7 comments:

Aron said...

Agreed: Van Til is mighty. His bio by John Muether was hard to put down, as was his Defense of the Faith, which I found eminently more readable than people seem to imply. Fare thee well on your exam.

Aron said...

Oh, I also posted about Van Til's apologetic yesterday: Being, Knowledge, and Ethics - thoughts welcome!

Anonymous said...

I don't believe Scripture is meant to be our final authority. You are not just equating Scripture with revelation, but you are replacing God with Scripture. Scripture is a witness to the God of Jesus Christ. It is not our final authority. It is not the same as God or a replacement for God, who is our final authority. To claim so would be heretical and out of keeping with Calvin and the Reformed tradition.

Aron said...

@"Anonymous" (if I may): The Word of God carries the same authority of its divine author. Though its authority is derived from God, it is nevertheless 'final,' and can be properly labeled as such - much like a letter from the President, carrying his seal, carries his authority. Scripture is not merely a witness, and that is certainly not the view of Calvin "and the Reformers." How, pray tell, is the being and will of God to be known sufficiently, clearly, and authoritatively outside of Scripture? Barth has it wrong, friend. Plain wrong. 2 Tim 3:16.

Lauren said...

Dear Anonymous, I am so glad you posted this because it brings up an extremely important point that I neglected to expound upon in my original post.

While I entirely agree that Scripture does not equal God, nor does it replace Him, I must object that that means it ought not to be our final authority. The reason is that it is the inspired, inerrant Word of God - it comes directly from Him, and it accurately reflects what He wants us to know. I'm not saying that Scripture is our "final" or "ultimate" authority INSTEAD of God, but rather that it is one of the ways - and the most reliable one - that He chooses to govern us. To obey and live by it is to obey Him and live the way He wants.

Tim Wooley said...

@Lauren On what grounds do you suppose that the Bible is the inerrrant word of God? You are a student of apologetics, therefore your evidence must be rational and supported rationally.

For a pagan to operate on a moral principle is not to "borrow capital". It is to operate on a principle of natural law that existed before the New Testament, the Bible, or even Jesus Christ. Christians did not create the capital of doing good things, therefore it is not theirs to be borrowed from.

Lauren said...

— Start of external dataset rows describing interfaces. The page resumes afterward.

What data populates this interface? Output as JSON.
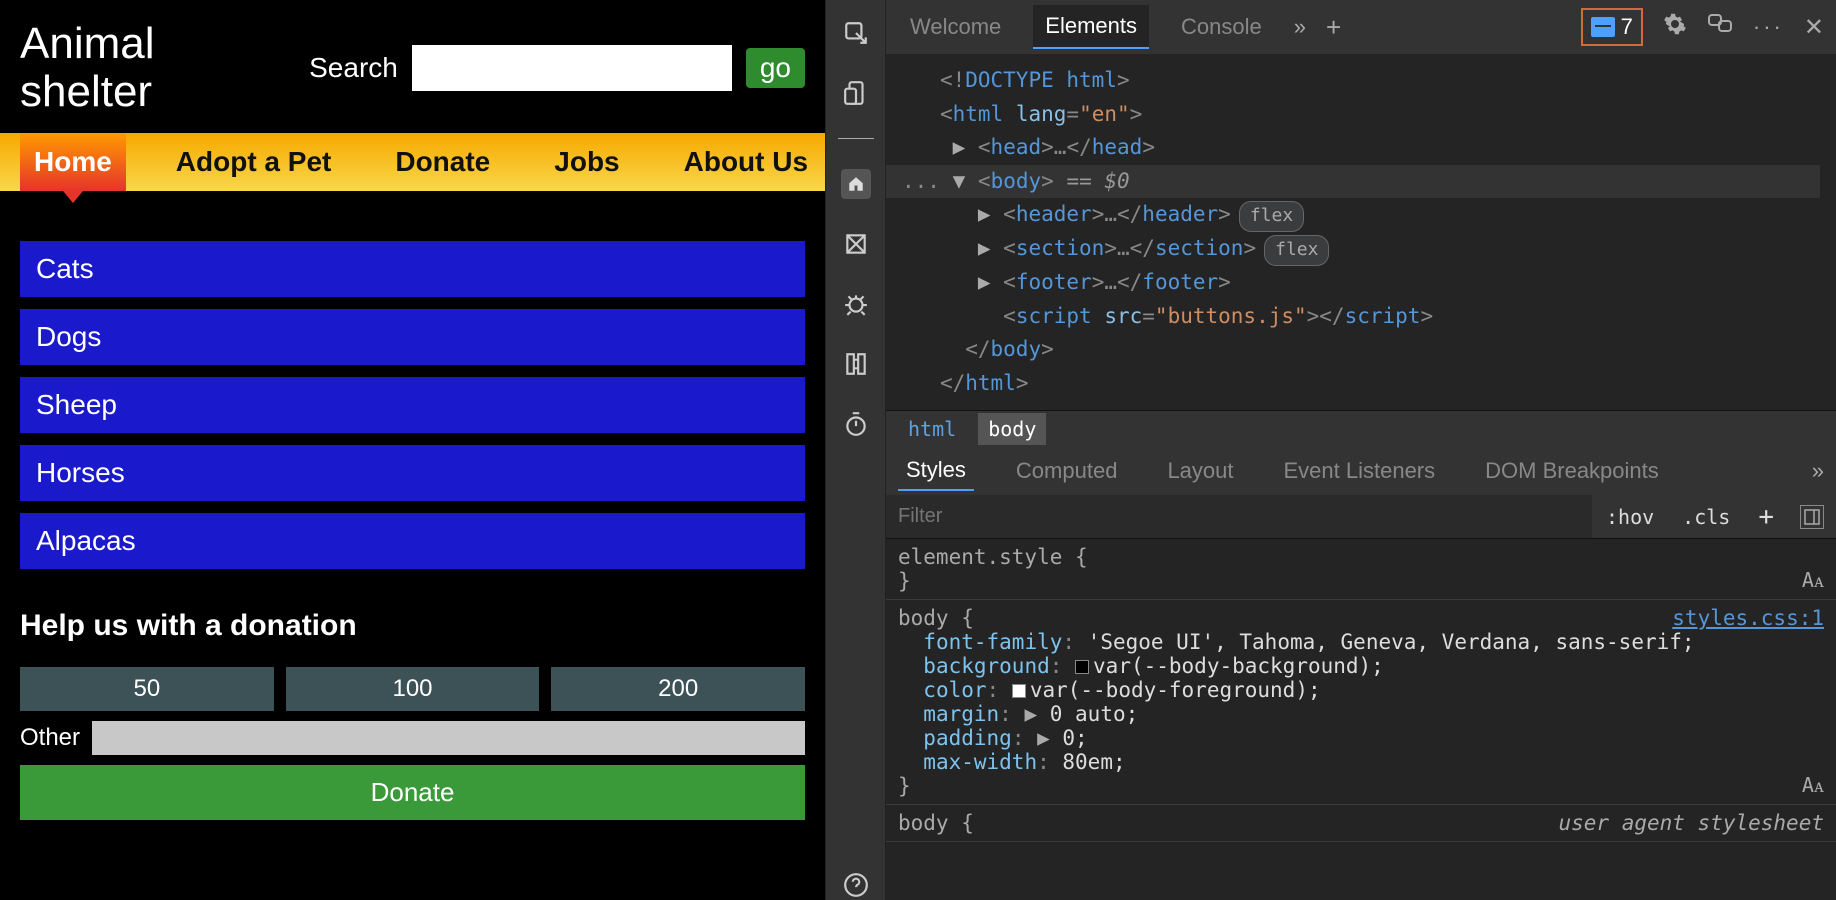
{
  "page": {
    "brand": "Animal shelter",
    "search_label": "Search",
    "search_placeholder": "",
    "go_label": "go",
    "nav": [
      "Home",
      "Adopt a Pet",
      "Donate",
      "Jobs",
      "About Us"
    ],
    "nav_active_index": 0,
    "animals": [
      "Cats",
      "Dogs",
      "Sheep",
      "Horses",
      "Alpacas"
    ],
    "donation": {
      "title": "Help us with a donation",
      "amounts": [
        "50",
        "100",
        "200"
      ],
      "other_label": "Other",
      "donate_label": "Donate"
    }
  },
  "devtools": {
    "tabs": [
      "Welcome",
      "Elements",
      "Console"
    ],
    "active_tab_index": 1,
    "more_tabs_glyph": "»",
    "new_tab_glyph": "+",
    "issues_count": "7",
    "dom": {
      "doctype": "<!DOCTYPE html>",
      "html_open": "<html lang=\"en\">",
      "head": "<head>…</head>",
      "ellipsis": "...",
      "body_open": "<body>",
      "body_marker": " == $0",
      "header": "<header>…</header>",
      "header_badge": "flex",
      "section": "<section>…</section>",
      "section_badge": "flex",
      "footer": "<footer>…</footer>",
      "script": "<script src=\"buttons.js\">…",
      "body_close": "</body>",
      "html_close": "</html>"
    },
    "crumbs": [
      "html",
      "body"
    ],
    "crumb_active_index": 1,
    "styles_tabs": [
      "Styles",
      "Computed",
      "Layout",
      "Event Listeners",
      "DOM Breakpoints"
    ],
    "styles_active_index": 0,
    "filter_placeholder": "Filter",
    "filter_buttons": {
      "hov": ":hov",
      "cls": ".cls",
      "plus": "+"
    },
    "rules": {
      "element_style": "element.style {",
      "element_style_close": "}",
      "body_selector": "body {",
      "body_link": "styles.css:1",
      "props": [
        {
          "name": "font-family",
          "value": "'Segoe UI', Tahoma, Geneva, Verdana, sans-serif;"
        },
        {
          "name": "background",
          "value": "var(--body-background);",
          "swatch": "#000"
        },
        {
          "name": "color",
          "value": "var(--body-foreground);",
          "swatch": "#fff"
        },
        {
          "name": "margin",
          "value": "0 auto;",
          "expand": true
        },
        {
          "name": "padding",
          "value": "0;",
          "expand": true
        },
        {
          "name": "max-width",
          "value": "80em;"
        }
      ],
      "body_close": "}",
      "uas_selector": "body {",
      "uas_label": "user agent stylesheet"
    }
  }
}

Tim - thanks for commenting. I didn't forget about you, I promise. I think I will dedicate a new post to addressing your questions. :)

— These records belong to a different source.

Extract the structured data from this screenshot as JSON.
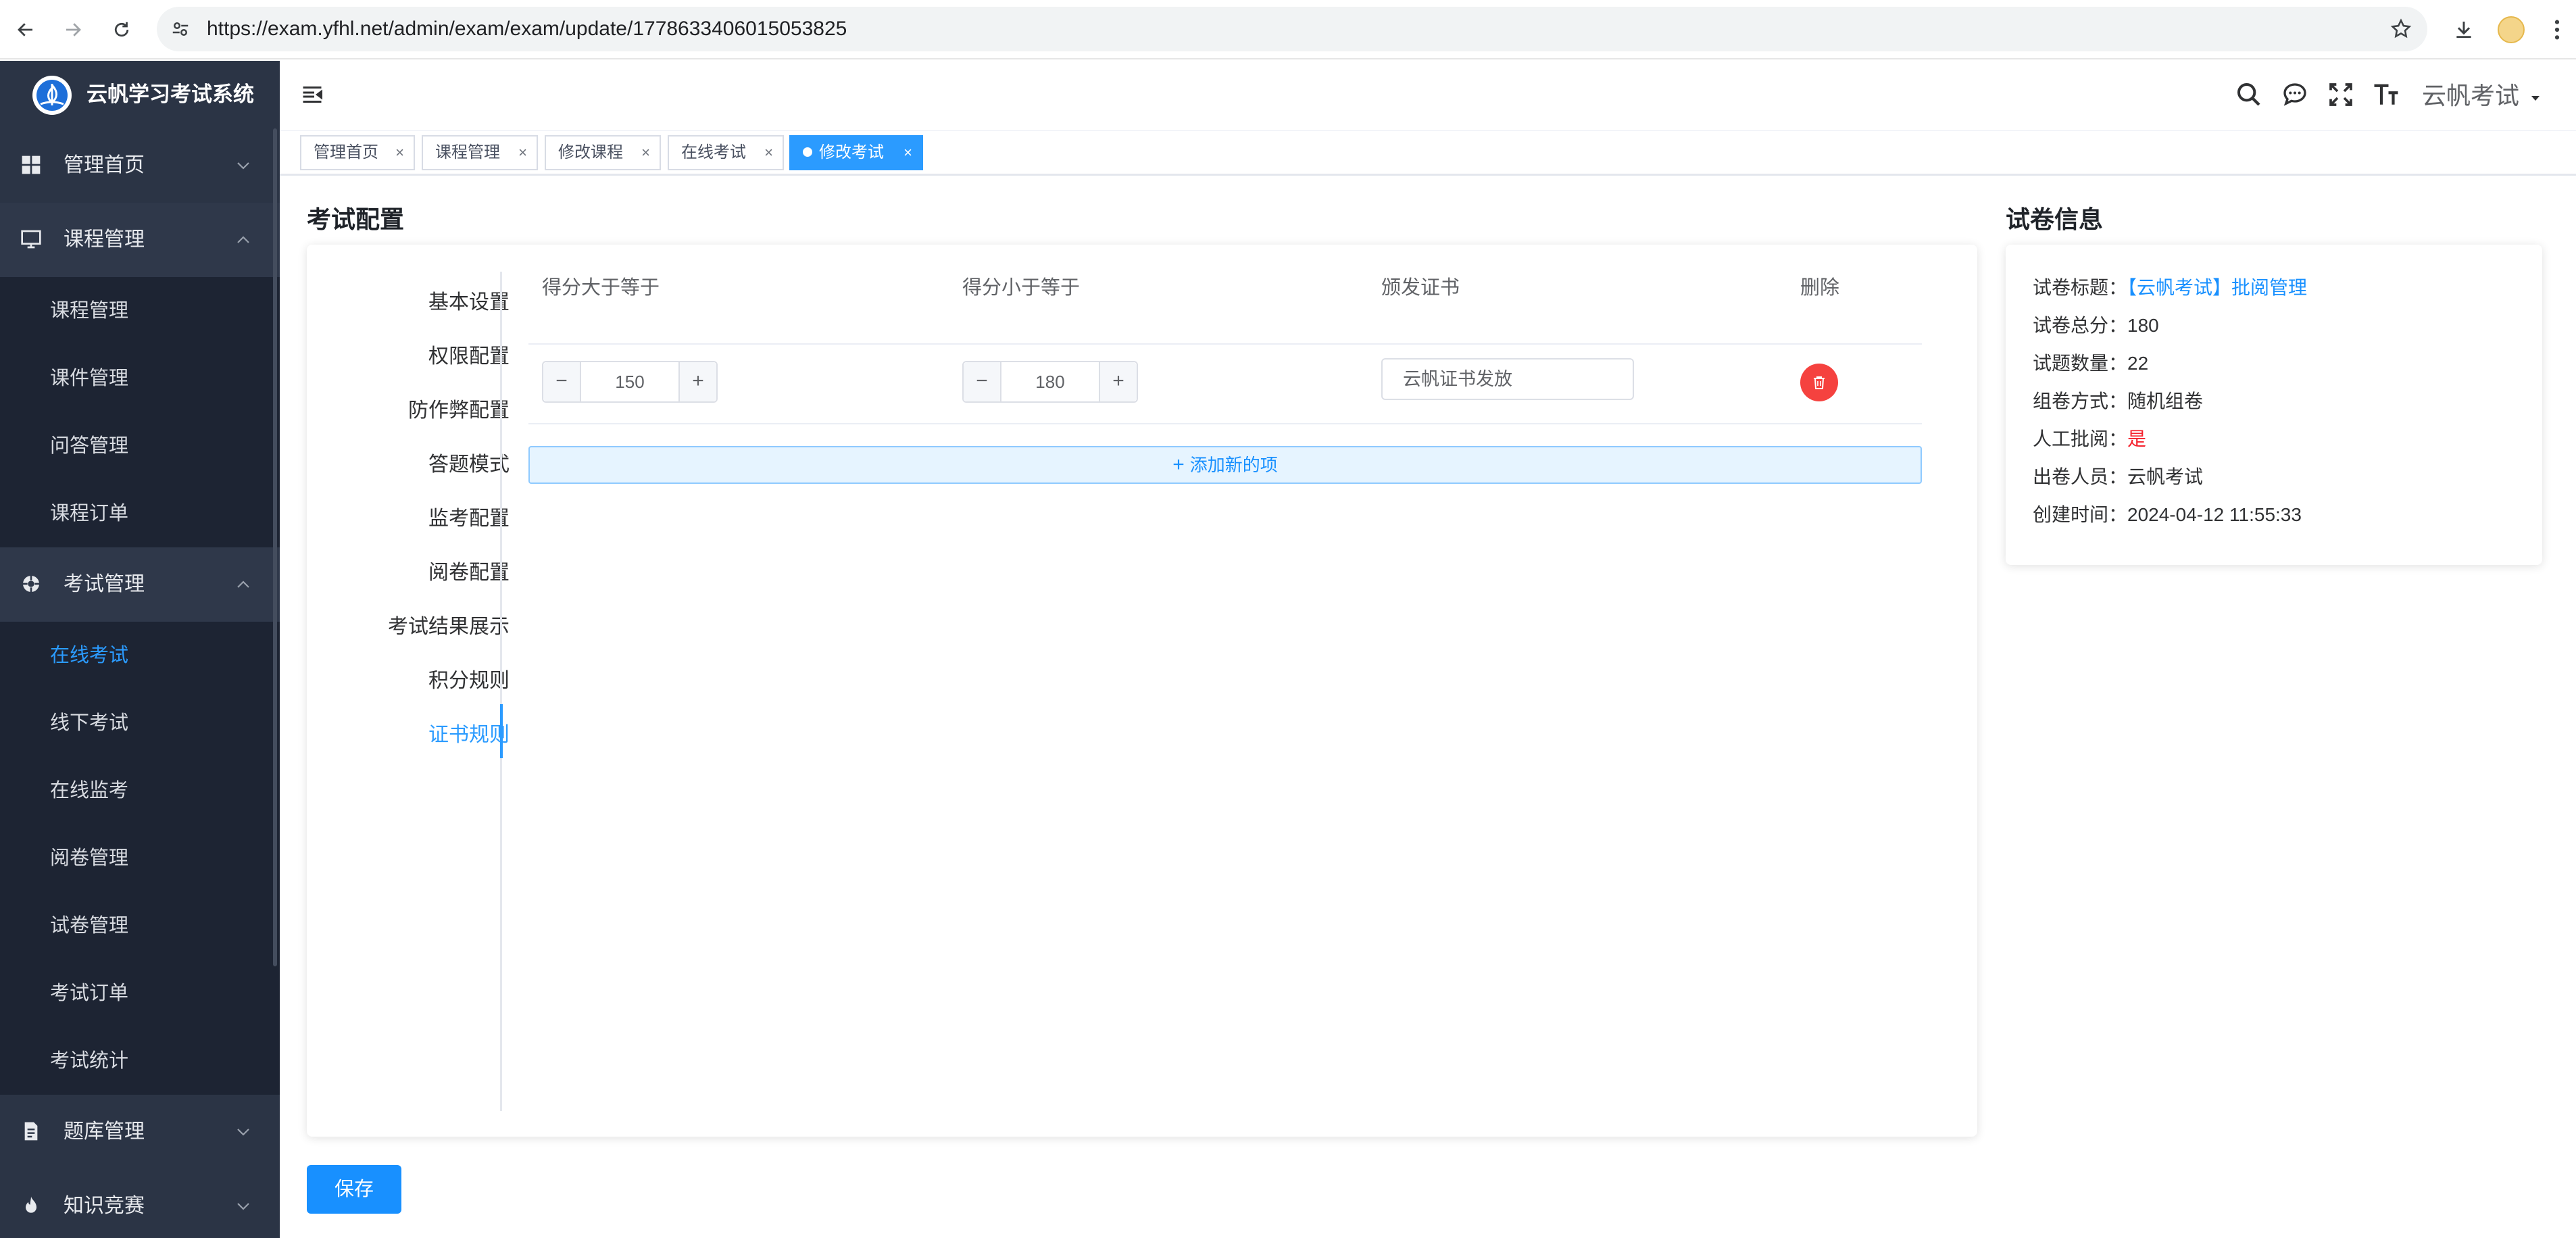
{
  "browser": {
    "url": "https://exam.yfhl.net/admin/exam/exam/update/1778633406015053825"
  },
  "app": {
    "title": "云帆学习考试系统",
    "user": "云帆考试"
  },
  "sidebar": {
    "menus": [
      {
        "label": "管理首页",
        "icon": "dashboard-icon",
        "expanded": false
      },
      {
        "label": "课程管理",
        "icon": "monitor-icon",
        "expanded": true,
        "children": [
          "课程管理",
          "课件管理",
          "问答管理",
          "课程订单"
        ]
      },
      {
        "label": "考试管理",
        "icon": "exam-icon",
        "expanded": true,
        "children": [
          "在线考试",
          "线下考试",
          "在线监考",
          "阅卷管理",
          "试卷管理",
          "考试订单",
          "考试统计"
        ]
      },
      {
        "label": "题库管理",
        "icon": "document-icon",
        "expanded": false
      },
      {
        "label": "知识竞赛",
        "icon": "fire-icon",
        "expanded": false
      }
    ],
    "active_item": "在线考试"
  },
  "tags": [
    {
      "label": "管理首页",
      "active": false
    },
    {
      "label": "课程管理",
      "active": false
    },
    {
      "label": "修改课程",
      "active": false
    },
    {
      "label": "在线考试",
      "active": false
    },
    {
      "label": "修改考试",
      "active": true
    }
  ],
  "config": {
    "title": "考试配置",
    "nav": [
      "基本设置",
      "权限配置",
      "防作弊配置",
      "答题模式",
      "监考配置",
      "阅卷配置",
      "考试结果展示",
      "积分规则",
      "证书规则"
    ],
    "active_nav": "证书规则",
    "table": {
      "headers": [
        "得分大于等于",
        "得分小于等于",
        "颁发证书",
        "删除"
      ],
      "rows": [
        {
          "min": "150",
          "max": "180",
          "certificate": "云帆证书发放"
        }
      ]
    },
    "add_label": "添加新的项",
    "save_label": "保存"
  },
  "paper": {
    "title": "试卷信息",
    "rows": [
      {
        "label": "试卷标题：",
        "value": "【云帆考试】批阅管理",
        "color": "#1890ff"
      },
      {
        "label": "试卷总分：",
        "value": "180"
      },
      {
        "label": "试题数量：",
        "value": "22"
      },
      {
        "label": "组卷方式：",
        "value": "随机组卷"
      },
      {
        "label": "人工批阅：",
        "value": "是",
        "color": "#f5222d"
      },
      {
        "label": "出卷人员：",
        "value": "云帆考试"
      },
      {
        "label": "创建时间：",
        "value": "2024-04-12 11:55:33"
      }
    ]
  },
  "colors": {
    "accent": "#2b9bff",
    "sidebar_bg": "#2b3445",
    "sidebar_sub_bg": "#1d2433",
    "danger": "#f5423f"
  }
}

Thanks for your patience. It's been a crazy week for me - writer's block has been the bane of my endeavors.